§ **Listed entries**:
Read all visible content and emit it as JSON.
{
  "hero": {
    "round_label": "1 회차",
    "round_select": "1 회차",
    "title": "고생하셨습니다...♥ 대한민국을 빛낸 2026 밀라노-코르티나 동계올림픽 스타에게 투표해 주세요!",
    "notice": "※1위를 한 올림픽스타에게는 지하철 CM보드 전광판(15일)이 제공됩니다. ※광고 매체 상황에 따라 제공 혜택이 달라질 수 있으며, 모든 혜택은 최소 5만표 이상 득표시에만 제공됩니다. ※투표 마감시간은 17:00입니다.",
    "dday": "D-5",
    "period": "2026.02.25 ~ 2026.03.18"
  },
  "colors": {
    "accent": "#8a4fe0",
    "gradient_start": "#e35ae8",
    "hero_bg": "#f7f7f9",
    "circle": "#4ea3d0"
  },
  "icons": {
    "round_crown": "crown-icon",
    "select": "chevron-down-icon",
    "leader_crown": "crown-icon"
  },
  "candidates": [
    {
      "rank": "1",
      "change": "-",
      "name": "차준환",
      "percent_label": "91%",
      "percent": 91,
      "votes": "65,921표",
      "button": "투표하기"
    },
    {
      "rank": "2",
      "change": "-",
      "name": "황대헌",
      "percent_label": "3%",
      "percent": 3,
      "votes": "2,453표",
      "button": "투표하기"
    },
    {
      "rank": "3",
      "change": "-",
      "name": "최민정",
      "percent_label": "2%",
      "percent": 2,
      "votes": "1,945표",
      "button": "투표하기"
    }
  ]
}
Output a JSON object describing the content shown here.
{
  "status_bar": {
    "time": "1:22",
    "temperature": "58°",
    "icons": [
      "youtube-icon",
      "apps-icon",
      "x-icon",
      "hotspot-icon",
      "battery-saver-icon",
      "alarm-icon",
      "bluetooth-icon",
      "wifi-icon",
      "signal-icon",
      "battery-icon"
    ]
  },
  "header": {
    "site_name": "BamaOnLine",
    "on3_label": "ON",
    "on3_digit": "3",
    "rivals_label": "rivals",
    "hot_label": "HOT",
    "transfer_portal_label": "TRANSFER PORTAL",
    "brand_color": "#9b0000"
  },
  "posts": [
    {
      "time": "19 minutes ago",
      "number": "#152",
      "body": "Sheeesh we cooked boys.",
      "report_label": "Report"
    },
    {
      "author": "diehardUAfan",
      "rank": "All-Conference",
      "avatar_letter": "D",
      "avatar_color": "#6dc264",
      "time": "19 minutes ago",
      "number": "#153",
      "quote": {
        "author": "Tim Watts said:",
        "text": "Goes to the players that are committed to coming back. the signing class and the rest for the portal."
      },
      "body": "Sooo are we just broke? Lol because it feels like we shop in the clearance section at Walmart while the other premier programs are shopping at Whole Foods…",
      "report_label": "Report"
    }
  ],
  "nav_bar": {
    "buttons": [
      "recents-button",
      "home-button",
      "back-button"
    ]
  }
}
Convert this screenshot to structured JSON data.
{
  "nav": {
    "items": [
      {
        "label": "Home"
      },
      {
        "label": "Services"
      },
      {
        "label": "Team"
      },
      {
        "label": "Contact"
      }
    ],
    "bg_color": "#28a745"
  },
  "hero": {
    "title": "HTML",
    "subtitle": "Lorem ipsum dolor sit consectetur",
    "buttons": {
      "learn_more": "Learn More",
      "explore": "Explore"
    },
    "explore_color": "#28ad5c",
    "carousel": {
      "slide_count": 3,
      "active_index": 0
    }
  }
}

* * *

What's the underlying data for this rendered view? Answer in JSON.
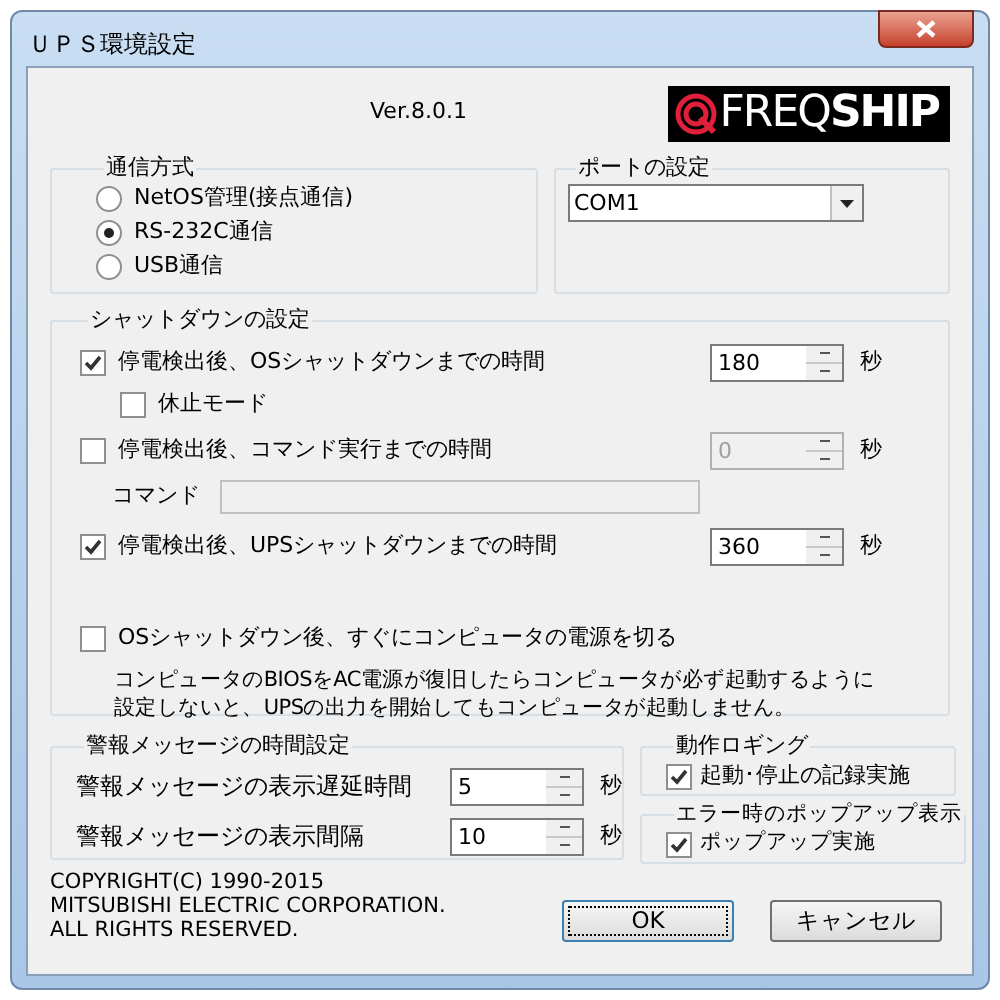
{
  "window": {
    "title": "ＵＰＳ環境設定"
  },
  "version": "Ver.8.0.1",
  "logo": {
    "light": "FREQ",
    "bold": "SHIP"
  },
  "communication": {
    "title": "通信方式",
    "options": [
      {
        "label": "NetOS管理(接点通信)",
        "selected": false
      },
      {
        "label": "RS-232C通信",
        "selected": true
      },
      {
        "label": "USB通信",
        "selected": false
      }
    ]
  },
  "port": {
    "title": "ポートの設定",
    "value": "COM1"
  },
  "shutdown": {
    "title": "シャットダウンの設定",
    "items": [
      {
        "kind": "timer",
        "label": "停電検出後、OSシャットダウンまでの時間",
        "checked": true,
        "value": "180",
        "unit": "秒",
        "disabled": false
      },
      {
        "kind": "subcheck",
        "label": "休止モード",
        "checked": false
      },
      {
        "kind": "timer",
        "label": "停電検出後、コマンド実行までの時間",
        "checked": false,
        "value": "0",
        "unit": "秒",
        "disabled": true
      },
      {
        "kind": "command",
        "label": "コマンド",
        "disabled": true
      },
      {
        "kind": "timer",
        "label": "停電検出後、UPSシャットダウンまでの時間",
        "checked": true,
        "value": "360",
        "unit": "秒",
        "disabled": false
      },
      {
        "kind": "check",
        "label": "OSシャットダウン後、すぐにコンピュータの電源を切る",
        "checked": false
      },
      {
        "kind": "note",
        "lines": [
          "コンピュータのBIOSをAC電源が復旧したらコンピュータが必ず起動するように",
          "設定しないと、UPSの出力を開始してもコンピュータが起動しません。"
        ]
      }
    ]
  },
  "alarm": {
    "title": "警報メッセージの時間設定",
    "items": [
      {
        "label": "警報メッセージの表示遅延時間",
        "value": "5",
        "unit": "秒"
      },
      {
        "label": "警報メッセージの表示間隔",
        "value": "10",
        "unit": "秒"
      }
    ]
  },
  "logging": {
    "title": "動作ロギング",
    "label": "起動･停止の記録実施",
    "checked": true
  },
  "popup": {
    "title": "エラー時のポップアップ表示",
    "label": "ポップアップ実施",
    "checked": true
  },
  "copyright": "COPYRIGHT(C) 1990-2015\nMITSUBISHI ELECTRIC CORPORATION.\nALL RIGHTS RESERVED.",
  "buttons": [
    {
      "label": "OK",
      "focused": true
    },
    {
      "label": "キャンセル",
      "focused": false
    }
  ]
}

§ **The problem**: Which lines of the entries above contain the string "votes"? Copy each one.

§ **Exercise output**:
      "votes": "65,921표",
      "votes": "2,453표",
      "votes": "1,945표",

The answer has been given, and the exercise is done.